The walls come tumbling down …
The former Sheffield Service Station and the Jr. Food Store on South Main Street in Brundidge are now only memories for those who frequented both back during the 1970s and going forward, but not too forward.
It has been a long time since either building has been used for its original purpose.
The Shell Service Station was first owned and operated by Colon Sheffield. He moved to Brundidge with his wife and five daughters around the late 1950s.
The Sheffield (Shell) Service Station was a full-service “gas station.” Customers stayed behind the wheel while an attendant pumped the gas at around 31 cents a gallon, washed the windshield and checked the oil and water.
Customers who needed an oil change, tires changed or rotated or work done “under the hood” had only to pull into one of the two bays, sit on an out-front lawn chair and enjoy a bag of salted peanut in a bottle of “co-cola” during the wait.
Elise Floyd of Troy, one of the Sheffield girls, remembers helping out her dad by collecting money from the customers and running errands when she was old enough to drive.
She said the Shell Station provide work opportunities for men around town. Among them were Clarence McCray, Johnny Reynolds and Punch Moultry.
Floyd said the “filling station” was a busy place for customers and a gathering place for men in the community as was the Jr. Food Store that located on the South Main Street scene some time later.
The 7-11 market brought nightlife to Brundidge. In the early 1960s, most stores closed their doors at sunset. Having a store open until “late” night was new and exciting. The Jr. Foods, as it was called, became a gathering place for the community and for the purchase of snack items and a grab-and-go place for groceries.
Before and after football, basketball and baseball games at Pike County High School, the Jr. Store was a busy place.
In the summer, kids and adults alike stocked up on snacks when the Little League teams were playing. The Jr. Foods was the concession stand for spectators and for little boys to enjoy the dugouts.
The Junior Foods Store was also a “canteen” of sorts for the teenagers in town.
Michelle Tyson and Lynn Bundy remember riding their scooters to the Jr. Foods for Icees, especially blueberry and cherry, potato chips and candy bars.
“We went to the Jr. Foods to get things to eat and to drink during the summer and after school, too,” Michelle said. “The Jr. Foods had video games and we would ride or walk down there to play. They had pinball machines, too.”
Bundy said the video games were popular with the boys and the girls.
“We spent a lot of quarters playing Donkey Kong, Pac Man and all the other popular video games,” she said. “The Jr. Foods Store was a fun place for young people to go back then. It was what we did for entertainment.”

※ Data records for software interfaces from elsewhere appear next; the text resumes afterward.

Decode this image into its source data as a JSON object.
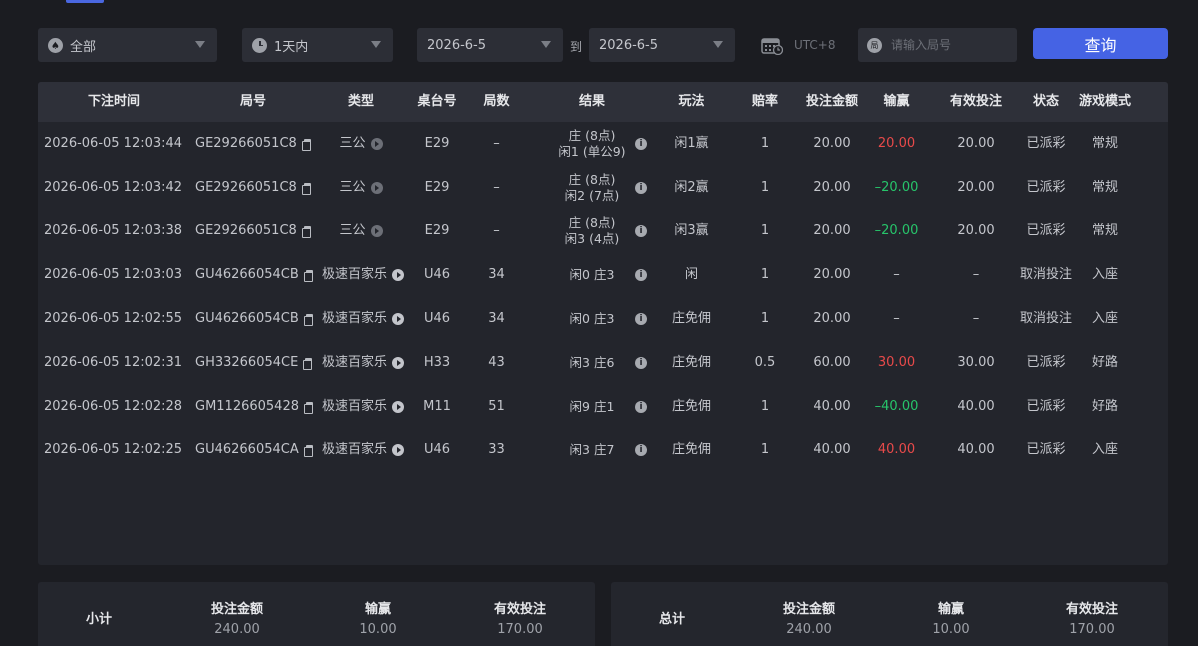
{
  "filters": {
    "game_type": "全部",
    "period": "1天内",
    "date_from": "2026-6-5",
    "to_label": "到",
    "date_to": "2026-6-5",
    "timezone": "UTC+8",
    "round_search_placeholder": "请输入局号",
    "round_search_icon_text": "局",
    "query_label": "查询"
  },
  "table": {
    "headers": [
      "下注时间",
      "局号",
      "类型",
      "桌台号",
      "局数",
      "结果",
      "玩法",
      "赔率",
      "投注金额",
      "输赢",
      "有效投注",
      "状态",
      "游戏模式"
    ],
    "rows": [
      {
        "time": "2026-06-05 12:03:44",
        "round": "GE29266051C8",
        "type": "三公",
        "table": "E29",
        "count": "–",
        "result": [
          "庄 (8点)",
          "闲1 (单公9)"
        ],
        "play": "闲1赢",
        "odds": "1",
        "amount": "20.00",
        "winloss": "20.00",
        "wl_sign": "pos",
        "valid": "20.00",
        "status": "已派彩",
        "mode": "常规"
      },
      {
        "time": "2026-06-05 12:03:42",
        "round": "GE29266051C8",
        "type": "三公",
        "table": "E29",
        "count": "–",
        "result": [
          "庄 (8点)",
          "闲2 (7点)"
        ],
        "play": "闲2赢",
        "odds": "1",
        "amount": "20.00",
        "winloss": "–20.00",
        "wl_sign": "neg",
        "valid": "20.00",
        "status": "已派彩",
        "mode": "常规"
      },
      {
        "time": "2026-06-05 12:03:38",
        "round": "GE29266051C8",
        "type": "三公",
        "table": "E29",
        "count": "–",
        "result": [
          "庄 (8点)",
          "闲3 (4点)"
        ],
        "play": "闲3赢",
        "odds": "1",
        "amount": "20.00",
        "winloss": "–20.00",
        "wl_sign": "neg",
        "valid": "20.00",
        "status": "已派彩",
        "mode": "常规"
      },
      {
        "time": "2026-06-05 12:03:03",
        "round": "GU46266054CB",
        "type": "极速百家乐",
        "table": "U46",
        "count": "34",
        "result": [
          "闲0 庄3"
        ],
        "play": "闲",
        "odds": "1",
        "amount": "20.00",
        "winloss": "–",
        "wl_sign": "none",
        "valid": "–",
        "status": "取消投注",
        "mode": "入座"
      },
      {
        "time": "2026-06-05 12:02:55",
        "round": "GU46266054CB",
        "type": "极速百家乐",
        "table": "U46",
        "count": "34",
        "result": [
          "闲0 庄3"
        ],
        "play": "庄免佣",
        "odds": "1",
        "amount": "20.00",
        "winloss": "–",
        "wl_sign": "none",
        "valid": "–",
        "status": "取消投注",
        "mode": "入座"
      },
      {
        "time": "2026-06-05 12:02:31",
        "round": "GH33266054CE",
        "type": "极速百家乐",
        "table": "H33",
        "count": "43",
        "result": [
          "闲3 庄6"
        ],
        "play": "庄免佣",
        "odds": "0.5",
        "amount": "60.00",
        "winloss": "30.00",
        "wl_sign": "pos",
        "valid": "30.00",
        "status": "已派彩",
        "mode": "好路"
      },
      {
        "time": "2026-06-05 12:02:28",
        "round": "GM1126605428",
        "type": "极速百家乐",
        "table": "M11",
        "count": "51",
        "result": [
          "闲9 庄1"
        ],
        "play": "庄免佣",
        "odds": "1",
        "amount": "40.00",
        "winloss": "–40.00",
        "wl_sign": "neg",
        "valid": "40.00",
        "status": "已派彩",
        "mode": "好路"
      },
      {
        "time": "2026-06-05 12:02:25",
        "round": "GU46266054CA",
        "type": "极速百家乐",
        "table": "U46",
        "count": "33",
        "result": [
          "闲3 庄7"
        ],
        "play": "庄免佣",
        "odds": "1",
        "amount": "40.00",
        "winloss": "40.00",
        "wl_sign": "pos",
        "valid": "40.00",
        "status": "已派彩",
        "mode": "入座"
      }
    ]
  },
  "subtotal": {
    "label": "小计",
    "amount_label": "投注金额",
    "amount": "240.00",
    "winloss_label": "输赢",
    "winloss": "10.00",
    "valid_label": "有效投注",
    "valid": "170.00"
  },
  "total": {
    "label": "总计",
    "amount_label": "投注金额",
    "amount": "240.00",
    "winloss_label": "输赢",
    "winloss": "10.00",
    "valid_label": "有效投注",
    "valid": "170.00"
  },
  "colors": {
    "accent": "#4563e4",
    "win": "#e84a4a",
    "loss": "#27c46a"
  }
}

The new Pike County High School Athletic Complex will bring the community together in a different way from the Shell station and the Jr. Foods but the memories of those iconic businesses will linger as reminders of the good ol’ days on South Main Street in Brundidge.